On top of the cast of characters, and the deft touch with which director John Ford handles the story, how it unfolds, and the amount of sympathy we hold for these characters, Ford also photographs a stunningly beautiful film. Back to black and white, from the color of Jesee James, Ford utilizes some revolutionary camera techniques. The pan to close up shot as we are introduced to Ringo Kid (Wayne) gets all the pub, and that shot is fine, if not a little showy, but there are countless other shots sprinkled throughout the film which are truly stunning artistic work. In particular I can think of hallway scene between Ringo and Dallas, in which Dallas is silhouetted against the moonlight outside at the end of the hallway. It’s a beautifully shot scene. Ford also has the gall to mount the camera on the stagecoach for an early POV style shot.
Stagecoach is a film which owes a lot to others that had come before it, those which had helped to define the genre. But that does not also mean that Stagecoach did not add to that conversation in a significant way.
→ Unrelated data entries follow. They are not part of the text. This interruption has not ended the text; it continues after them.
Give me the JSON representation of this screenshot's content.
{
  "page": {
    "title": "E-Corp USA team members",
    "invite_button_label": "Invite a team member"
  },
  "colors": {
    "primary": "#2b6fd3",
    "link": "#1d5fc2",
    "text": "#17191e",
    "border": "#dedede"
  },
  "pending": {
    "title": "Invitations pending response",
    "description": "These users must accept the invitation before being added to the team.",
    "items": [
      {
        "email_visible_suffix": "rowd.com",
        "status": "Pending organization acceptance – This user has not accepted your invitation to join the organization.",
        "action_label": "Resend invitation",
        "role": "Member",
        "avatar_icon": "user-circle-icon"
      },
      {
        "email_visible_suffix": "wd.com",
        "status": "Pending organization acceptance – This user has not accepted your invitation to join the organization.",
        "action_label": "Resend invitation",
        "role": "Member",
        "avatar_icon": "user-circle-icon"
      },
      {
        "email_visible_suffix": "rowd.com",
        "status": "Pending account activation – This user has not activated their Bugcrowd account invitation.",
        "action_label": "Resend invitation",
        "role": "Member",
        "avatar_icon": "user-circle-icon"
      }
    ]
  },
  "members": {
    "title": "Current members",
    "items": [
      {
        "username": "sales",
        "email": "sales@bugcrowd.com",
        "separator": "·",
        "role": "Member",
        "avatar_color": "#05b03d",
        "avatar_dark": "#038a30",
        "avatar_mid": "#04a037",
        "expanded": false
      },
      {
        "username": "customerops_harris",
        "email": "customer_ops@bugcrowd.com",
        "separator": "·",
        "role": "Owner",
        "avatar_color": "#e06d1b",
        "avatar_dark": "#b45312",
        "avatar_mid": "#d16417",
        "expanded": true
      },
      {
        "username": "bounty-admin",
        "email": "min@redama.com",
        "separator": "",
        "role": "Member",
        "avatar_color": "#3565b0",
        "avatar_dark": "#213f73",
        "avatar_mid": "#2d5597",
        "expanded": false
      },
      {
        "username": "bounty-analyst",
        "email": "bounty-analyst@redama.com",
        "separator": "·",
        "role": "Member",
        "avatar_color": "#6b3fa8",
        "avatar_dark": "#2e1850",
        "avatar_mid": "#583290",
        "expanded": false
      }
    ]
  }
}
I think, after watching it for a second time and within the context the other 18 films I have seen recently as a part of this marathon, that Stagecoach is a tremendously entertaining and important reference point when discussing the Western genre in Hollywood. It is the best film thus far in the marathon, and goes a long way to coalescing both the genre as being popular, and John Ford as being a talented storyteller. If anything else, Stagecoach shows an incredible control of character and narrative storytelling by Ford. This is his third film in the marathon, and boy am I glad that we get plenty more further down the trail.